** EXERCISE AIM **
The entries are to be output in full, word for word.

** Items from an interface collection **
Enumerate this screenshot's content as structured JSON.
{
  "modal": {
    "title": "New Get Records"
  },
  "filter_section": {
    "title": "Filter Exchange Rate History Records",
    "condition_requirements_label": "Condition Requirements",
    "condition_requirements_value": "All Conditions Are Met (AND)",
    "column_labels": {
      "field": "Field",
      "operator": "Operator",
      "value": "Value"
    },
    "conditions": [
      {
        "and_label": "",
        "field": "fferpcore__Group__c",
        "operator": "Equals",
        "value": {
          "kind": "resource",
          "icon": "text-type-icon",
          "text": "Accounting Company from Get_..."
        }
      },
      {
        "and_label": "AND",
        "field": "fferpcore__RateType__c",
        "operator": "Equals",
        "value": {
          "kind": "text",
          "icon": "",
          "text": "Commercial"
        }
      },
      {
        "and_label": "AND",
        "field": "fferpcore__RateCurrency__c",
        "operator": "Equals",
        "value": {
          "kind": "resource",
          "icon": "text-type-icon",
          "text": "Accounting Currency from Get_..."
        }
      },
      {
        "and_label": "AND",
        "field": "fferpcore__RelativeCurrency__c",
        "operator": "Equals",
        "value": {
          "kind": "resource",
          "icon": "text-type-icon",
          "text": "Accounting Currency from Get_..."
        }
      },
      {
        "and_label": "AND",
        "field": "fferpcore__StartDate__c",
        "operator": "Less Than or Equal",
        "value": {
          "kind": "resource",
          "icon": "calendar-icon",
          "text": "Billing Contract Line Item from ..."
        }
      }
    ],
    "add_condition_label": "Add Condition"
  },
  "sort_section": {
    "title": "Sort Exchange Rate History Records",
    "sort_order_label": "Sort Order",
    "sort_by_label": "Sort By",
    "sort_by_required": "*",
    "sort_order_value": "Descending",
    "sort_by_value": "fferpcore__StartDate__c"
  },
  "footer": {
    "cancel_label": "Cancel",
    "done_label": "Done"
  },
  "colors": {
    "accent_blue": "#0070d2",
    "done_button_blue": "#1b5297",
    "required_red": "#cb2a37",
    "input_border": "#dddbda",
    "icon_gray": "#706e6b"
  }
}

** TASK RESULT **
Enumerate this screenshot's content as structured JSON.
{
  "modal": {
    "title": "New Get Records"
  },
  "filter_section": {
    "title": "Filter Exchange Rate History Records",
    "condition_requirements_label": "Condition Requirements",
    "condition_requirements_value": "All Conditions Are Met (AND)",
    "column_labels": {
      "field": "Field",
      "operator": "Operator",
      "value": "Value"
    },
    "conditions": [
      {
        "and_label": "",
        "field": "fferpcore__Group__c",
        "operator": "Equals",
        "value": {
          "kind": "resource",
          "icon": "text-type-icon",
          "text": "Accounting Company from Get_..."
        }
      },
      {
        "and_label": "AND",
        "field": "fferpcore__RateType__c",
        "operator": "Equals",
        "value": {
          "kind": "text",
          "icon": "",
          "text": "Commercial"
        }
      },
      {
        "and_label": "AND",
        "field": "fferpcore__RateCurrency__c",
        "operator": "Equals",
        "value": {
          "kind": "resource",
          "icon": "text-type-icon",
          "text": "Accounting Currency from Get_..."
        }
      },
      {
        "and_label": "AND",
        "field": "fferpcore__RelativeCurrency__c",
        "operator": "Equals",
        "value": {
          "kind": "resource",
          "icon": "text-type-icon",
          "text": "Accounting Currency from Get_..."
        }
      },
      {
        "and_label": "AND",
        "field": "fferpcore__StartDate__c",
        "operator": "Less Than or Equal",
        "value": {
          "kind": "resource",
          "icon": "calendar-icon",
          "text": "Billing Contract Line Item from ..."
        }
      }
    ],
    "add_condition_label": "Add Condition"
  },
  "sort_section": {
    "title": "Sort Exchange Rate History Records",
    "sort_order_label": "Sort Order",
    "sort_by_label": "Sort By",
    "sort_by_required": "*",
    "sort_order_value": "Descending",
    "sort_by_value": "fferpcore__StartDate__c"
  },
  "footer": {
    "cancel_label": "Cancel",
    "done_label": "Done"
  },
  "colors": {
    "accent_blue": "#0070d2",
    "done_button_blue": "#1b5297",
    "required_red": "#cb2a37",
    "input_border": "#dddbda",
    "icon_gray": "#706e6b"
  }
}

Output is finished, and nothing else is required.